**Listed entries:**
+++++

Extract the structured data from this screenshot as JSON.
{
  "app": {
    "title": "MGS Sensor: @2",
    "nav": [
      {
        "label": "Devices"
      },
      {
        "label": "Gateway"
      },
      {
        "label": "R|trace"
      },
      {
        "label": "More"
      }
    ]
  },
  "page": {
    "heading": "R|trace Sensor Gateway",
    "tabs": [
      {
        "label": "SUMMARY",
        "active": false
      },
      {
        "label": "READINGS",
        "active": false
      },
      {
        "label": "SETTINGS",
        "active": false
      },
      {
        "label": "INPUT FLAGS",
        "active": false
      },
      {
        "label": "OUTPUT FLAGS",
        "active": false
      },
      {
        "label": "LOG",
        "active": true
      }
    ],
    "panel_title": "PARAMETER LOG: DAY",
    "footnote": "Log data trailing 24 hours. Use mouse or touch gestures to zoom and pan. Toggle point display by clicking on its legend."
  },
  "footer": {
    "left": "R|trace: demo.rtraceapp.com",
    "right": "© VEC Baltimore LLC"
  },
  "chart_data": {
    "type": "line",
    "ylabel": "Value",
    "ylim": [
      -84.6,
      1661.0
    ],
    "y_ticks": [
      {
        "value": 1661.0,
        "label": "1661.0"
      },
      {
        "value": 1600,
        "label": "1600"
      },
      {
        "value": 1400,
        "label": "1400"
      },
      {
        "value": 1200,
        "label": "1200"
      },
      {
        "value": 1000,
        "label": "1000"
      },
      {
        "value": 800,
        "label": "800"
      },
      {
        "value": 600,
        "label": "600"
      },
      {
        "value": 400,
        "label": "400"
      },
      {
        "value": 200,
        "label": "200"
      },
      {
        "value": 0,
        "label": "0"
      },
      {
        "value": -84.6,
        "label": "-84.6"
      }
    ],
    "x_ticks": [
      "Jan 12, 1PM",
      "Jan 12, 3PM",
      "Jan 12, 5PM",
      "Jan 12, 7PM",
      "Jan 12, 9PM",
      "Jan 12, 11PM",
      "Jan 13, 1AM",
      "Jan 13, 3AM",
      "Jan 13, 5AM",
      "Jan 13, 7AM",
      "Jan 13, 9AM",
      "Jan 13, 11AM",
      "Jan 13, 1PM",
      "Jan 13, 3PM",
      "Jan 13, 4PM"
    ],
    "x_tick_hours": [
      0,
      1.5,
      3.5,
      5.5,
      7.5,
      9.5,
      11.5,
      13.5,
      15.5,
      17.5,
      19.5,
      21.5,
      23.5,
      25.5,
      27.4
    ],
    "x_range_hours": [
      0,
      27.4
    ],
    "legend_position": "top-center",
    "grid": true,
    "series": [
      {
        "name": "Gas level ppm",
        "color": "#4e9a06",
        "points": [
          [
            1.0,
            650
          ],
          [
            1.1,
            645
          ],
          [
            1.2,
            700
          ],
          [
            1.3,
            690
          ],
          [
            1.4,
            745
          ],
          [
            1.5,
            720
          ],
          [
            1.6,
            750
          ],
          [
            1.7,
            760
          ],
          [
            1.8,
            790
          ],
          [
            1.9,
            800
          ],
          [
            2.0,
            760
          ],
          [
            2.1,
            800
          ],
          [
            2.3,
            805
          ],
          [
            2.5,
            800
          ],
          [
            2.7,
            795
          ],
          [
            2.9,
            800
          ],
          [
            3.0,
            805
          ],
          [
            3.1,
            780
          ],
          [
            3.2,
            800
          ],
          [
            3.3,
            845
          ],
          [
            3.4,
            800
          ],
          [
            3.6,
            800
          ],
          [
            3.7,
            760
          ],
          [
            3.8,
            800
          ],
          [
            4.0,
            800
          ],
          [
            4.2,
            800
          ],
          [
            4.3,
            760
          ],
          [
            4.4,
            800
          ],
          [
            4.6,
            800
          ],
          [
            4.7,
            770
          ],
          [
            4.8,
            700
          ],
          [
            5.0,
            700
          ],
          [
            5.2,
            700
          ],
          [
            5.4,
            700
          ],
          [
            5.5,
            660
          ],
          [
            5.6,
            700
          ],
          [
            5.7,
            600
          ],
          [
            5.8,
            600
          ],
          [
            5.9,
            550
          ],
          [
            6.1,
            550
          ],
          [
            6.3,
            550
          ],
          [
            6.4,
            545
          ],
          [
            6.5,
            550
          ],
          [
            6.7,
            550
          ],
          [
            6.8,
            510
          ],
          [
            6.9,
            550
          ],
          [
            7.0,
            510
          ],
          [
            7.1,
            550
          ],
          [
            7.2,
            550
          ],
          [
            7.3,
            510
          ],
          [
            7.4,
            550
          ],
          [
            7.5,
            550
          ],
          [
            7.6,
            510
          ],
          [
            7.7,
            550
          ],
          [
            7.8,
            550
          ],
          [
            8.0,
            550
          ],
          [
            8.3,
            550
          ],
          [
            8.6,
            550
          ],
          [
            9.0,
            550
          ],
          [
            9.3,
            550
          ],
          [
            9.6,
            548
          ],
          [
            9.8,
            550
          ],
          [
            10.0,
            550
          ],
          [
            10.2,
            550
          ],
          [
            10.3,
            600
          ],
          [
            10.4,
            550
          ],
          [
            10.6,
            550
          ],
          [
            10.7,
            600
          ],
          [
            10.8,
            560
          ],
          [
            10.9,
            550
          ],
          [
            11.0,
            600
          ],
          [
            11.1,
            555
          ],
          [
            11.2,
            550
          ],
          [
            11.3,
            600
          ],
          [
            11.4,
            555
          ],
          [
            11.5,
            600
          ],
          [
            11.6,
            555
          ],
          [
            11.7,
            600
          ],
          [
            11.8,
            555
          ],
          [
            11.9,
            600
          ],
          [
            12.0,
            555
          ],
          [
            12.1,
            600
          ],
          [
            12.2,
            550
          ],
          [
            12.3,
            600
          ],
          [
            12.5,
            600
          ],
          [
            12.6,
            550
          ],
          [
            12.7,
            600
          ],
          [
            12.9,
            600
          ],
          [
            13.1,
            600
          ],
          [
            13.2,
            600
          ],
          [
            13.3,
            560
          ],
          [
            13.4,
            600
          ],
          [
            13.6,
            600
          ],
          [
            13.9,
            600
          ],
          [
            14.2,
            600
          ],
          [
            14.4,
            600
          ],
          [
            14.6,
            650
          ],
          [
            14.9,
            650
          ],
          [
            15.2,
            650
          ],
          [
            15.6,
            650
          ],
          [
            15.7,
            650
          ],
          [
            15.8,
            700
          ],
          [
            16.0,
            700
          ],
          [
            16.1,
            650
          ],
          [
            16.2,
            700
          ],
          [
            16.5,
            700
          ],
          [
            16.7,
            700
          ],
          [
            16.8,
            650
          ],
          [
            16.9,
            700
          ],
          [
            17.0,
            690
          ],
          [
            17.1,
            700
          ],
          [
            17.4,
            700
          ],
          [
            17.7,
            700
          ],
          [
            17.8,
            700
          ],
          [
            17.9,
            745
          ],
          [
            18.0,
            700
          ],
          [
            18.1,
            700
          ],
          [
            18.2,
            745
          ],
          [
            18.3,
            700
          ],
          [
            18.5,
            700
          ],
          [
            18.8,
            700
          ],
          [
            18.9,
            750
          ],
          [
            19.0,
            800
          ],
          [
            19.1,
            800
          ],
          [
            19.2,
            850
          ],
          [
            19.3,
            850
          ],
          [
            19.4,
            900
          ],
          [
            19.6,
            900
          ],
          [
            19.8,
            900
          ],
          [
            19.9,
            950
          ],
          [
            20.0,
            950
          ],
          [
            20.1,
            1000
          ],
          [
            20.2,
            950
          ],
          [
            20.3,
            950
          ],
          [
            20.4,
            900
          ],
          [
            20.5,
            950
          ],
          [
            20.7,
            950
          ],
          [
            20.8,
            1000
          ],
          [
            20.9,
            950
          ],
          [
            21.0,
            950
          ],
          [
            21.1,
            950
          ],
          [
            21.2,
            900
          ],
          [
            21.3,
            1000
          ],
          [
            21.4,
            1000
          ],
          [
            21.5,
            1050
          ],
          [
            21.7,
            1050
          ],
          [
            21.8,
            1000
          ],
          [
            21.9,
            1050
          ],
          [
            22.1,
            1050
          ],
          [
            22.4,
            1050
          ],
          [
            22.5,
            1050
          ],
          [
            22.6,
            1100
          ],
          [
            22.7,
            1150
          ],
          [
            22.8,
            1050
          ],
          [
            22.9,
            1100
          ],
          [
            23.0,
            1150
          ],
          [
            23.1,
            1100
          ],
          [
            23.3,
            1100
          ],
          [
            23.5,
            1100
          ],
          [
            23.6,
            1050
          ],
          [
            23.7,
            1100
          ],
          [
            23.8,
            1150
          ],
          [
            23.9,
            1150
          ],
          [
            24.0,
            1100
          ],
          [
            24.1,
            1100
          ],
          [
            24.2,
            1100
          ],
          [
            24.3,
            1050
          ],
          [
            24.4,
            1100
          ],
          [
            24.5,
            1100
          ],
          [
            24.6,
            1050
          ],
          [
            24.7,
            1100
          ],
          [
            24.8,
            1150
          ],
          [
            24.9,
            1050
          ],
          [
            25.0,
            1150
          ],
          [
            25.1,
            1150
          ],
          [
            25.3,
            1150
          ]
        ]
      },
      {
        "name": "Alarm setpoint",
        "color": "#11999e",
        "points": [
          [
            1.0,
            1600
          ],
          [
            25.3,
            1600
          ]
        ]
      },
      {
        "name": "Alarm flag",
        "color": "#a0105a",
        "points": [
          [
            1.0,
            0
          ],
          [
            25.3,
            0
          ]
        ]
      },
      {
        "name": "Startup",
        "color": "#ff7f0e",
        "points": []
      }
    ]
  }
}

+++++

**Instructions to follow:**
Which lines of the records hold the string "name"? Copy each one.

**Solution:**
        "name": "Gas level ppm",
        "name": "Alarm setpoint",
        "name": "Alarm flag",
        "name": "Startup",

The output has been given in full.